Doctoral Student in Sociology
Department of Sociology
College of Arts and Sciences
Indiana University Bloomington
B.A., Wittenberg University, 1997
M.A., Indiana University, 2003

"It is not always easy at a major research-driven university like IU to get undergraduates involved in the production of new knowledge; David Blouin has done this superbly well, and his students are the beneficiaries."

--Thomas F. Gieryn, Rudy Professor and Chair, Department of Sociology, Indiana University Bloomington

Associate Instructor David Blouin's sociology students step into a lecture hall and instantly become real sociologists who research and reach their own conclusions, but they don't stay in the classroom long. Blouin's innovative service-learning courses require student sociologists to spend 30 hours volunteering in the community.

"David Blouin is the poster child for teaching sociology in a way that benefits the community in practical ways while enriching the lives of students through service," says Thomas F. Gieryn, Rudy Professor and chair of the IU Bloomington Department of Sociology.

Blouin merges his passion for teaching through service learning with his sociological research on human-animal relations. He challenged his students to design a survey that would assess pet owners' attitudes toward and relationships with their animals for the Monroe County Humane Association. The students collected, entered, and analyzed data, providing most students with their first opportunity to do in-depth research. "His students from Day One were charged with doing sociological research—a refreshing change from reading about what others have discovered," Gieryn continues. The information collected from almost 600 local pet owners benefited not just Bloomington residents, but also their dogs and cats.

Dedicated to improving his teaching methods, Blouin conducts his own research on teaching and learning. His students are required to evaluate and critique course readings and lectures on quizzes and exams. "In my teaching I strive to pass on the wonder of the sociological perspective as well as the practical tools it provides," Blouin says.

Blouin consistently receives high marks from students for his organization, enthusiasm, preparedness, and ability to encourage discussion. Bernice Pescosolido, Distinguished and Chancellor's Professor of Sociology, says that a review of his course materials "reveals all of the hallmarks of excellence -- organization, rigor, and enthusiasm."

On the first day of class, Blouin asks students for personal information and anecdotes, as well as their favorite movies, television shows, books, musicians, and topics they would like to discuss in class. He uses the students' responses to make sociology relevant to their interests. He often opens class with a discussion of relevant current events. One student evaluation said that he "always had stories to elaborate on the lecture materials, so concepts were easier to understand, remember, and apply."

Blouin's commitment to sociology research and teaching has not gone unnoticed. In 2007 the Indiana University Department of Sociology awarded him the Edwin H. Sutherland Award for Excellence and Commitment to Teaching. The American Sociological Association also recognized him with a SAGE and Pine Forge Teaching Innovations and Professional Development Award.
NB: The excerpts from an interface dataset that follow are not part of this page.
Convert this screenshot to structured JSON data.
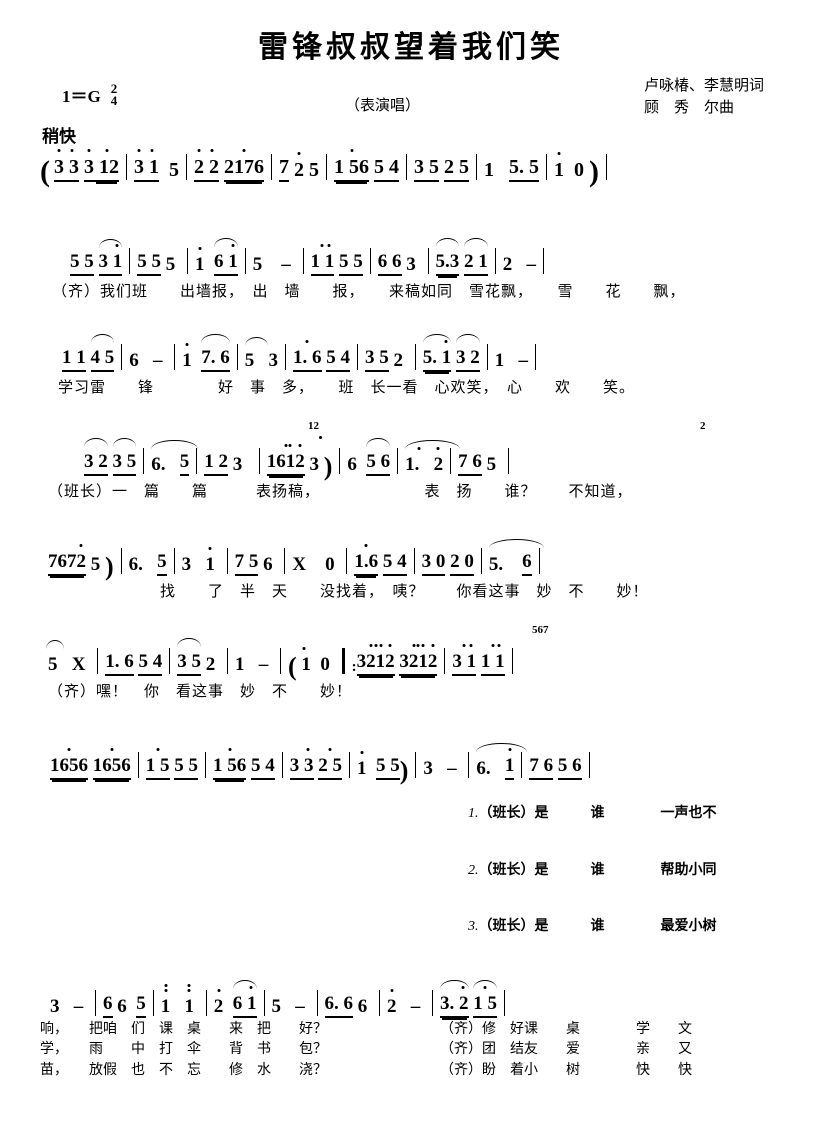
{
  "header": {
    "title": "雷锋叔叔望着我们笑",
    "key_signature": "1＝G",
    "time_signature_num": "2",
    "time_signature_den": "4",
    "performance_type": "（表演唱）",
    "lyricists": "卢咏椿、李慧明词",
    "composer": "顾　秀　尔曲",
    "tempo": "稍快"
  },
  "systems": [
    {
      "id": "prelude",
      "notes_text": "（3 3 3 12 │ 3 1 5 ǀ 2 2 2176 │ 7 2 5 ǀ 1 56 5 4 │ 3 5 2 5 ǀ 1 5. 5 │ 1 0 ）ǀ",
      "lyrics": ""
    },
    {
      "id": "line-2",
      "notes_text": "5 5 3 1 │ 5 5 5 ǀ 1 6 1 │ 5 - ǀ 1 1 5 5 │ 6 6 3 ǀ 5.3 2 1 │ 2 - ǀ",
      "lyrics": "（齐）我们班　　出墙报，　出　墙　　报，　　来稿如同　雪花飘，　　雪　　花　　飘，"
    },
    {
      "id": "line-3",
      "notes_text": "1 1 4 5 │ 6 - ǀ 1 7. 6 │ 5 3 ǀ 1. 6 5 4 │ 3 5 2 ǀ 5. 1 3 2 │ 1 - ǀ",
      "lyrics": "学习雷　　锋　　　　好　事　多，　　班　长一看　心欢笑，　心　　欢　　笑。"
    },
    {
      "id": "line-4",
      "notes_text": "3 2 3 5 │ 6. 5 ǀ 1 2 3 │ 1612 3 ） ǀ 6 56 │ 1. 2 ǀ 7 6 5",
      "lyrics": "（班长）一　篇　　篇　　　表扬稿，　　　　　　　表　扬　　谁？　　不知道，",
      "grace_notes": [
        "12",
        "2"
      ]
    },
    {
      "id": "line-5",
      "notes_text": "7672 5 ）ǀ 6. 5 │ 3 1 ǀ 7 5 6 │ X 0 ǀ 1.6 5 4 │ 3 0 2 0 ǀ 5. 6 │",
      "lyrics": "　　　　　　　找　　了　半　天　　没找着，　咦？　　你看这事　妙　不　　妙！"
    },
    {
      "id": "line-6",
      "notes_text": "5 X ǀ 1. 6 5 4 │ 3 5 2 ǀ 1 - │ （ 1 0 ‖: 3212 3212 │ 3 1 1 1 ǀ",
      "lyrics": "（齐）嘿！　你　看这事　妙　不　　妙！",
      "grace_notes": [
        "567"
      ]
    },
    {
      "id": "line-7",
      "notes_text": "1656 1656 │ 1 5 5 5 ǀ 1 56 5 4 │ 3 3 2 5 ǀ 1 5 5 ）ǀ 3 - │ 6. 1 ǀ 7 6 5 6 │",
      "lyrics": ""
    },
    {
      "id": "line-8",
      "notes_text": "3 - ǀ 6 6 5 │ 1 1 ǀ 2 6 1 │ 5 - ǀ 6. 6 6 │ 2 - ǀ 3. 2 1 5 │",
      "lyrics": ""
    }
  ],
  "verse_endings": [
    {
      "num": "1.",
      "role": "（班长）",
      "text": "是　　　谁　　　　一声也不"
    },
    {
      "num": "2.",
      "role": "（班长）",
      "text": "是　　　谁　　　　帮助小同"
    },
    {
      "num": "3.",
      "role": "（班长）",
      "text": "是　　　谁　　　　最爱小树"
    }
  ],
  "final_verses": [
    {
      "left": "响，　　把咱　们　课　桌　　来　把　　好？",
      "right": "（齐）修　好课　　桌　　　　学　　文"
    },
    {
      "left": "学，　　雨　　中　打　伞　　背　书　　包？",
      "right": "（齐）团　结友　　爱　　　　亲　　又"
    },
    {
      "left": "苗，　　放假　也　不　忘　　修　水　　浇？",
      "right": "（齐）盼　着小　　树　　　　快　　快"
    }
  ]
}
Blouin collaborated in 2007 with fellow graduate student Evelyn Perry to investigate the effects of service learning. Their thesis, Whom Does Service Learning Really Serve: Community Organizations' Perspectives on Service Learning, examined critical questions and helped ensure that service-learning programs helped both students and the community. Blouin and Perry won a Best Paper Award from the Society for the Study of Problems for the research project.
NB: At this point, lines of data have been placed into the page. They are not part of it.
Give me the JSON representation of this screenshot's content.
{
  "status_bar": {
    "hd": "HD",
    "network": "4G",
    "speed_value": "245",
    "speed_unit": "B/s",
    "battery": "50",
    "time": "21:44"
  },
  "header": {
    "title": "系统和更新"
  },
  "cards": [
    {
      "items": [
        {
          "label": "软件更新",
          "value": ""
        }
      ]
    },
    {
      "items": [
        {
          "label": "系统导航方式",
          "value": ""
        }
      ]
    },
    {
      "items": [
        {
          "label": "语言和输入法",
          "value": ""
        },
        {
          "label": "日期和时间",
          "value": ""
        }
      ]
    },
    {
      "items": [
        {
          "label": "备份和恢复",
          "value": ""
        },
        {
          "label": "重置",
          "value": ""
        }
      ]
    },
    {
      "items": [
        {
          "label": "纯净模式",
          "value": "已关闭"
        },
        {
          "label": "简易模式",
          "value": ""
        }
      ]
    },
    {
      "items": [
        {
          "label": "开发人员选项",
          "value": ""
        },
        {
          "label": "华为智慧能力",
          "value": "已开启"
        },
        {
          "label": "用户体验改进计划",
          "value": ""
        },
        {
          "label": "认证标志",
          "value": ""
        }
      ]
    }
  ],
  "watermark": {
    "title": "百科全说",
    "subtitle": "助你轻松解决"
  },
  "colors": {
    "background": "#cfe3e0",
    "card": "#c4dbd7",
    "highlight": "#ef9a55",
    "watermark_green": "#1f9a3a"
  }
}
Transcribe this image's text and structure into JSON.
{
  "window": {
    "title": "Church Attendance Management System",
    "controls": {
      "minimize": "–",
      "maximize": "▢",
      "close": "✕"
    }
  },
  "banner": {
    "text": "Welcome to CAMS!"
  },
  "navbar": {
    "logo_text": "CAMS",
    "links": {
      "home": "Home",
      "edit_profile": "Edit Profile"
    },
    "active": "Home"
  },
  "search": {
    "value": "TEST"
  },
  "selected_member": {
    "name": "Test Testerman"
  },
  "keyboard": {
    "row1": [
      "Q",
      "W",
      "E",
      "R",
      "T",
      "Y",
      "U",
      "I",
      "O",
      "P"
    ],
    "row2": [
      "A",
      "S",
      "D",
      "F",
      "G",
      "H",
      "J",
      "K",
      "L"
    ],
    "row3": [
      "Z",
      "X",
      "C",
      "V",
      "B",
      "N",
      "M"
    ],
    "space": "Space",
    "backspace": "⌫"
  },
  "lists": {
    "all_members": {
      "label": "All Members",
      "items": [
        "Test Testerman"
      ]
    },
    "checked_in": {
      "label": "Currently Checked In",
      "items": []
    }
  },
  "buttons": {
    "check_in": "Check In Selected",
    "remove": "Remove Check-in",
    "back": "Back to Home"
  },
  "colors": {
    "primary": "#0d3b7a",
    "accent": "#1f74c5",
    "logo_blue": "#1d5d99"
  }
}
In spring 2007 Blouin planned and coordinated the Preparing Future Faculty Conference, an annual event co-sponsored by the University Graduate School. "Mr. Blouin's effort to host an outstanding conference provided an additional confirmation that he is dedicated to the advancement of teaching for himself and others," says James C. Wimbush, dean of the University Graduate School. More than 300 graduate students attended to learn more about preparing for academic careers.

Blouin's research and teaching style set him apart from others in his field. "This young man has chosen to dedicate his life to making sociology meaningful and useful," says Gieryn.